In addition to the different type of chocolates, I also like to change up the shape. For example, for my first batch, I used half roughly chopped chocolate chunks and half chocolate discs (or baking wafers). The discs kinda end up being melty sheets of chocolate once baked in the cookies, and then the chunks provide you with bites of chocolate. For my second batch, I used half roughly chopped chocolate chunks and half chocolate chips because I ran out of the discs. The point is: variety = mini adventure in every cookie bite 🙂
I know, I know, I’m sorry that I’m subjecting you to having to wait longer for the chocolate chunk cookies. BUT, it’s really important that you let your cookie dough “age” in the fridge overnight before baking them. If you really can’t wait that long, at least chill the cookie dough for 3 hours. Why do we need to chill it anyway? Aging your cookie dough in the fridge results in a deeper flavor all around for the cookies.

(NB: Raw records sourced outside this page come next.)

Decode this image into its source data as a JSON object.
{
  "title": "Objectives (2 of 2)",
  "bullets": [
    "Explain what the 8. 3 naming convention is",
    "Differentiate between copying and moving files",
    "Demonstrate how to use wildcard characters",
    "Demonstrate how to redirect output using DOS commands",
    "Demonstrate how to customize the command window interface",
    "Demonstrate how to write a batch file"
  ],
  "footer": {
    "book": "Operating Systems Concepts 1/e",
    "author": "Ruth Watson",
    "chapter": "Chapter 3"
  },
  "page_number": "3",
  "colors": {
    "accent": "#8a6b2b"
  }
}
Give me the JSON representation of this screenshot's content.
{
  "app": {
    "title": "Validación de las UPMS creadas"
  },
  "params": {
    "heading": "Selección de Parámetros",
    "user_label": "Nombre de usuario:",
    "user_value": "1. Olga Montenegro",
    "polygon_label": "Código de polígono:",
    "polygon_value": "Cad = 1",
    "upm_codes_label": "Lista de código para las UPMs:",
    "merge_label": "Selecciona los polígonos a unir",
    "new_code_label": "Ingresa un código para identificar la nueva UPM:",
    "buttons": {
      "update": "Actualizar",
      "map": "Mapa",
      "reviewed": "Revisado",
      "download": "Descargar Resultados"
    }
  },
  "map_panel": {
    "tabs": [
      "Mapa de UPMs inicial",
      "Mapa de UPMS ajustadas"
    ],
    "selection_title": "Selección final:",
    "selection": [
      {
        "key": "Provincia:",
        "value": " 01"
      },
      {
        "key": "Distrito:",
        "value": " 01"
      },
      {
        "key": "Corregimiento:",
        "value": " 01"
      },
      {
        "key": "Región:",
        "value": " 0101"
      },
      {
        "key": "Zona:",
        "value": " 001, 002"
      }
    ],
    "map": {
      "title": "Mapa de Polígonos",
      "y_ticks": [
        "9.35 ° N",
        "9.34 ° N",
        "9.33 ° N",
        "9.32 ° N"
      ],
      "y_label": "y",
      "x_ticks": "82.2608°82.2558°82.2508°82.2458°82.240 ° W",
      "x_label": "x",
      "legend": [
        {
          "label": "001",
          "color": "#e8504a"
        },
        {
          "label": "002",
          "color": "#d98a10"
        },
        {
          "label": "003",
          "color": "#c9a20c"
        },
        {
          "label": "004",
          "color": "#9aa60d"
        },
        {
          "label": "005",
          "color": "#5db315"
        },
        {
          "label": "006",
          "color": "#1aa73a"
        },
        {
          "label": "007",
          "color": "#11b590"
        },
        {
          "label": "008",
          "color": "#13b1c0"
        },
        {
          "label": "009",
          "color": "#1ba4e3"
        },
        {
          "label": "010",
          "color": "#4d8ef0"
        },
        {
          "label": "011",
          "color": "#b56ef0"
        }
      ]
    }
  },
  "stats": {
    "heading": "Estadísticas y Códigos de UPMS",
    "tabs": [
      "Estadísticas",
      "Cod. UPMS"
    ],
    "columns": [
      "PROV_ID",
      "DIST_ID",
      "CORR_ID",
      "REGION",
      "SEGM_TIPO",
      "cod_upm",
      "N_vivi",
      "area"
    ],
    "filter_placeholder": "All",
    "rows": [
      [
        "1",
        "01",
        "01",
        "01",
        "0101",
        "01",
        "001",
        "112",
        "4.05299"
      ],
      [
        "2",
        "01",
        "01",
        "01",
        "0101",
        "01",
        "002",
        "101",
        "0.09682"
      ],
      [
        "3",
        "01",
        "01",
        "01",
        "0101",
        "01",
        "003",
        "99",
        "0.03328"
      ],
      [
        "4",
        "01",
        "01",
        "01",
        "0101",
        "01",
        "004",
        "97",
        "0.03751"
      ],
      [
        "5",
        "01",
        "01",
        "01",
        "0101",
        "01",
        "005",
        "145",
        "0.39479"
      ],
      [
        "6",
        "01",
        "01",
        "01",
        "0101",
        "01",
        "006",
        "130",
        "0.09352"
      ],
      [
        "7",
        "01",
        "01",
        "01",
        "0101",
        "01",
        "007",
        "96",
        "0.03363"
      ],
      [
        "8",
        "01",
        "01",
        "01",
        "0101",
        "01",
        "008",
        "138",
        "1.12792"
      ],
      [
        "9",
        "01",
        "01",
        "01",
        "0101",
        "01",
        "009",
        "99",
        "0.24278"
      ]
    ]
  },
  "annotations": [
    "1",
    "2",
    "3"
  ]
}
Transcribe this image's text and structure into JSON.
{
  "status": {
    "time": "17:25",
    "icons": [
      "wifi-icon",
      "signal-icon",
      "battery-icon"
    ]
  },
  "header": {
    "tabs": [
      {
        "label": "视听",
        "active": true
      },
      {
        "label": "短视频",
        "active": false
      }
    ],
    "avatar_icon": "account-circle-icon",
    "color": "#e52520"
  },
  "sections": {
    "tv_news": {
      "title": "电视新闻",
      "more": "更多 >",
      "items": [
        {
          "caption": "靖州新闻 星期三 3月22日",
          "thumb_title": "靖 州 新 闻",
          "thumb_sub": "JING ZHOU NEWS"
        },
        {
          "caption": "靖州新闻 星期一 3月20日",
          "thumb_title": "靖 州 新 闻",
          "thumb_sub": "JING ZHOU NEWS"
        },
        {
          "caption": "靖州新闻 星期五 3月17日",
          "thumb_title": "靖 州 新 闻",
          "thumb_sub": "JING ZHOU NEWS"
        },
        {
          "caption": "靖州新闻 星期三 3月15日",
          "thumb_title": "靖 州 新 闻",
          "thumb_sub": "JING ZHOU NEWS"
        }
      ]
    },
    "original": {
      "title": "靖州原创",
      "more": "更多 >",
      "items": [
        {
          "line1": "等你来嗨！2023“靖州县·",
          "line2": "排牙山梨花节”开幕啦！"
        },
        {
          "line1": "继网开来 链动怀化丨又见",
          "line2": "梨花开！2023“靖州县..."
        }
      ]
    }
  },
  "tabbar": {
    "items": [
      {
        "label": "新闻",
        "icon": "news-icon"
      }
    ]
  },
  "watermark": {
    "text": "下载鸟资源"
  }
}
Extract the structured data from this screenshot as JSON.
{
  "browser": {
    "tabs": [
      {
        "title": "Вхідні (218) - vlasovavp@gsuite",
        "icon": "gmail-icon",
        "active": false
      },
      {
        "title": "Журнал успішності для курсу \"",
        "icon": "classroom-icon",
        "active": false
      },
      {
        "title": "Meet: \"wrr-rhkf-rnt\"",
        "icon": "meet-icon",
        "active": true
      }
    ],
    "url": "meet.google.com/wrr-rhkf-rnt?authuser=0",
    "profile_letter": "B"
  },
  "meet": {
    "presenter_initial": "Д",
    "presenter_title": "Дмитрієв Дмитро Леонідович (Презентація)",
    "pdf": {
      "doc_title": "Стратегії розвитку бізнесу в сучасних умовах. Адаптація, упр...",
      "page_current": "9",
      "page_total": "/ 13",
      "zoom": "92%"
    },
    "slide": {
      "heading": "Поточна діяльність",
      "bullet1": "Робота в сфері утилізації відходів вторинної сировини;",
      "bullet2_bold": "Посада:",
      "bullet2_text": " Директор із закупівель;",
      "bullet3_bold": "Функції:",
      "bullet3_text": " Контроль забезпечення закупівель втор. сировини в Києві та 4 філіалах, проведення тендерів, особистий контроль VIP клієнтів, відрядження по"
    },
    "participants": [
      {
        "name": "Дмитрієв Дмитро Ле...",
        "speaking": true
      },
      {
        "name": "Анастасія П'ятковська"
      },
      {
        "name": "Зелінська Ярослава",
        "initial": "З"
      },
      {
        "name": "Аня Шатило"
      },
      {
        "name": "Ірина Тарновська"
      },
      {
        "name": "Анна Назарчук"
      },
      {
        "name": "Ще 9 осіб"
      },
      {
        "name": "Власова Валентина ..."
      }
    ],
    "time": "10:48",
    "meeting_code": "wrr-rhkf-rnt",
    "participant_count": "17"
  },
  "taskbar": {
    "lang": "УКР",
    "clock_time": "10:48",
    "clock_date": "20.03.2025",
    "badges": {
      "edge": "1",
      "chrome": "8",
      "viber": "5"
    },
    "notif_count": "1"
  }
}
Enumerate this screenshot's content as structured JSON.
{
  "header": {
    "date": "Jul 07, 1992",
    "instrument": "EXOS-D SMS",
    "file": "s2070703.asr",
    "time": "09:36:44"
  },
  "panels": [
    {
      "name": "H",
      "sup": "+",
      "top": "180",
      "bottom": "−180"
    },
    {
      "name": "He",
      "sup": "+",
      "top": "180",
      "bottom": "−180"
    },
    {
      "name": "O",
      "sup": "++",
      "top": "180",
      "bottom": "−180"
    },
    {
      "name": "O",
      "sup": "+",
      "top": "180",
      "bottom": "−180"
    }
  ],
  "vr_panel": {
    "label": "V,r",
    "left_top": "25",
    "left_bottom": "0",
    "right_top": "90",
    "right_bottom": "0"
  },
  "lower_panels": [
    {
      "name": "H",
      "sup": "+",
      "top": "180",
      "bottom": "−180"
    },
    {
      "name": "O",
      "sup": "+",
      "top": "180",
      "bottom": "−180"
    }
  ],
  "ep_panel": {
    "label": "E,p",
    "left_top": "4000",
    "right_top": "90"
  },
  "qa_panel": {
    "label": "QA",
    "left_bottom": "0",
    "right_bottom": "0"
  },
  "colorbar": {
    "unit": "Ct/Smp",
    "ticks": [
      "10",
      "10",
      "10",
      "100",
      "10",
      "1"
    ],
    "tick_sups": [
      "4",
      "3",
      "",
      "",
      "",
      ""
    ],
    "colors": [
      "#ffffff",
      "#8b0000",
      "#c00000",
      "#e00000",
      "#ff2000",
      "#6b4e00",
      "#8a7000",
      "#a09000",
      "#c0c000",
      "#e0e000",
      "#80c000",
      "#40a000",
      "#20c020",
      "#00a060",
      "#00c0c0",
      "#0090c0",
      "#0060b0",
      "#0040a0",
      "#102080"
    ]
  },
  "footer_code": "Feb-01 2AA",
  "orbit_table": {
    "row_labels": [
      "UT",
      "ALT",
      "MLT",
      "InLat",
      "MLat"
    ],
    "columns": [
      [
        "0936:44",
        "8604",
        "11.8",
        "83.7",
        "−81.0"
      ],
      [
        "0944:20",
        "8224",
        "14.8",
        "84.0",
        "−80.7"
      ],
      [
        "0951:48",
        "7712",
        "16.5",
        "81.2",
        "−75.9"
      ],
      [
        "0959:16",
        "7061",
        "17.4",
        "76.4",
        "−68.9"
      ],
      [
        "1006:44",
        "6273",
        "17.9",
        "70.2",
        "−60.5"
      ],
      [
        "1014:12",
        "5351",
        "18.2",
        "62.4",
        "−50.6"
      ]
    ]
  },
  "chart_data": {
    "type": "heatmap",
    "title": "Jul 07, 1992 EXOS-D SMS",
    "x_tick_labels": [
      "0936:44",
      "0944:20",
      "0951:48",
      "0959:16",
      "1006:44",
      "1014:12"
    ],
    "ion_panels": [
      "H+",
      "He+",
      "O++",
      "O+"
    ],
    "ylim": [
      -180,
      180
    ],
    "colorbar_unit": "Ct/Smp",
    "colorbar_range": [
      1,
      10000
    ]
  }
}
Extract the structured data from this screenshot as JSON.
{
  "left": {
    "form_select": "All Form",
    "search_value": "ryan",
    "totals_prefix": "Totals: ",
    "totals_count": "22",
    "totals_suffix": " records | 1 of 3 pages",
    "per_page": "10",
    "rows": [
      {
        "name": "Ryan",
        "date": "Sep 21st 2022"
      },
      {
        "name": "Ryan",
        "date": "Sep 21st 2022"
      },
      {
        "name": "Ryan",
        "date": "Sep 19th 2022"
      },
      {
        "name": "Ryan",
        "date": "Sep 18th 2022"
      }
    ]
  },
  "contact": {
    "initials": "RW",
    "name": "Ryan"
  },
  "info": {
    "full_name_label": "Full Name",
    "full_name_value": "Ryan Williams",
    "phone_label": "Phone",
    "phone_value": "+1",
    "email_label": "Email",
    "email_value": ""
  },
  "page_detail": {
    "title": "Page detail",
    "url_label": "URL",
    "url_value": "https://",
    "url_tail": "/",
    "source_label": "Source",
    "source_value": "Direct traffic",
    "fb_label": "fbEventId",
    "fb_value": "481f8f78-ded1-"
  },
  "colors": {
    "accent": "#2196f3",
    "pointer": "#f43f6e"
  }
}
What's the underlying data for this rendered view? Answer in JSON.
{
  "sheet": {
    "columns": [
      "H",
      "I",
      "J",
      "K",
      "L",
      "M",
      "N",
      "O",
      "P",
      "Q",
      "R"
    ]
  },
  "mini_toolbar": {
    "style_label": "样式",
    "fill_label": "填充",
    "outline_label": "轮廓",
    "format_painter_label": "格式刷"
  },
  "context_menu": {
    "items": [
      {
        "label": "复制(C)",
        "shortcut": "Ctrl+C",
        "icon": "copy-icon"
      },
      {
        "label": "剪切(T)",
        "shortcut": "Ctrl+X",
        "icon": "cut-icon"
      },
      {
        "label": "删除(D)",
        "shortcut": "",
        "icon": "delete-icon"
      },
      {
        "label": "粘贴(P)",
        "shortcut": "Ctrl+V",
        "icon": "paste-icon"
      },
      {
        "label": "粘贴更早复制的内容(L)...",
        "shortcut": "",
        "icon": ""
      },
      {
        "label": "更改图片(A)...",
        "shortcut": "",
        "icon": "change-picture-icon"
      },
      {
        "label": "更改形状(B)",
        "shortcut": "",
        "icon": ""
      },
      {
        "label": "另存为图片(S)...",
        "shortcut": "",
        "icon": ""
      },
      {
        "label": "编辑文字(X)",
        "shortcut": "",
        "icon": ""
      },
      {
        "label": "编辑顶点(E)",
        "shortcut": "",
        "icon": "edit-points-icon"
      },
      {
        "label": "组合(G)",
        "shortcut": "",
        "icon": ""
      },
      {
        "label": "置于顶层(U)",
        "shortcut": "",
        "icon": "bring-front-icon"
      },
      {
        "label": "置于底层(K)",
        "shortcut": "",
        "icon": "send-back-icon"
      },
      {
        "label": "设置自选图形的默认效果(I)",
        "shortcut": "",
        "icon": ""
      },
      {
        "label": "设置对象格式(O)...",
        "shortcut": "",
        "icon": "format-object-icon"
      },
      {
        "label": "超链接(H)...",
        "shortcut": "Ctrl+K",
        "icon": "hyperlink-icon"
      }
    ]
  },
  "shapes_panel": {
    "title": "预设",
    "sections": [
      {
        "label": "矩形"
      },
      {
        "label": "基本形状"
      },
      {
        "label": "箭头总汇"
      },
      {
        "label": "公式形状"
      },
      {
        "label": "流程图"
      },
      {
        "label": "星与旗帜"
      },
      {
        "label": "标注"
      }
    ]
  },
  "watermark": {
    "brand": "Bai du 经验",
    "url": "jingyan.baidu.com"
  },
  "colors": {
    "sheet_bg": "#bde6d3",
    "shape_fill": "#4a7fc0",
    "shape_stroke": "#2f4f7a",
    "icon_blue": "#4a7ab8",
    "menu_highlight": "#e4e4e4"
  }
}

Without going through the exact science stuff, the brown butter re-solidifies, some of the sugars re-crystallizes, and the flavor is also even more absorbed in the dough. But also, this will give your cookie more structure as it bakes. Since the butter is cold again, it takes longer for it to completely melt as it bakes. The result? Cookies that are not super flat. I promise your patience will be worth it!
Tools you’ll need
- 1/2 cup unsalted butter
- 1 cup all-purpose flour
- 1/2 tsp kosher salt
- 1/2 tsp baking soda
- 1 tbsp heavy cream
- 1/3 cup brown sugar
- 1/3 cup white sugar
- 1 egg
- 1/2 tbsp vanilla extract
- 5 oz of a mix of semi-sweet and dark or bittersweet chocolate (chopped or chips)
- Brown the butter in a small saucepan. Make sure to keep an eye on this and occasionally stir so it doesn't burn!
- Pour in a medium mixing bowl. Add the heavy cream and keep whisking until you see the heavy cream a bit more incorporated. Chill in the freezer for just 5-10 minutes.
- Take out your brown butter from the freezer. At this stage, some of the butter probably started to solidify, but that's okay. Whisk vigorously until the brown butter and heavy cream have completely emulsified and the mixture looks homogenous.
- Add both sugars and whisk thoroughly. Add the egg and vanilla extract. Whisk until well-combined.
- Pour all the dry ingredients (flour, kosher salt, baking soda) into the bowl and mix everything. At this point, you may need to switch to a silicone spatula. However, just don't forget any good batter bits from the whisk! Fold in the chocolate chunks or chips.
- Scoop out your portions of cookie dough into a parchment-lined baking sheet. Because you'd want to space out the portions with enough room, you may have to use two pans. These cookies spread while baking, so plan accordingly. For me, I can fit about six portions in one standard baking sheet.
- Now comes the hard part. You gotta chill the dough in the fridge overnight! I know, it's torture to have to wait for it, but it's worth it! If you really can't wait that long, at least chill the cookie dough for 3 hours. But, I really recommend the overnight chilling.
- Once your cookie dough has sufficiently chilled, bake them in the oven at 350 degrees for 17-20 minutes. Edges should be golden brown.
- When you take them out, they'll be a bit fragile, so wait for about 5 minutes before transferring them to a cooling rack. Enjoy!
// ON THE SCENE
- Bottom backdrop: Woodville Workshop — Amsterdam
- Props: cooling rack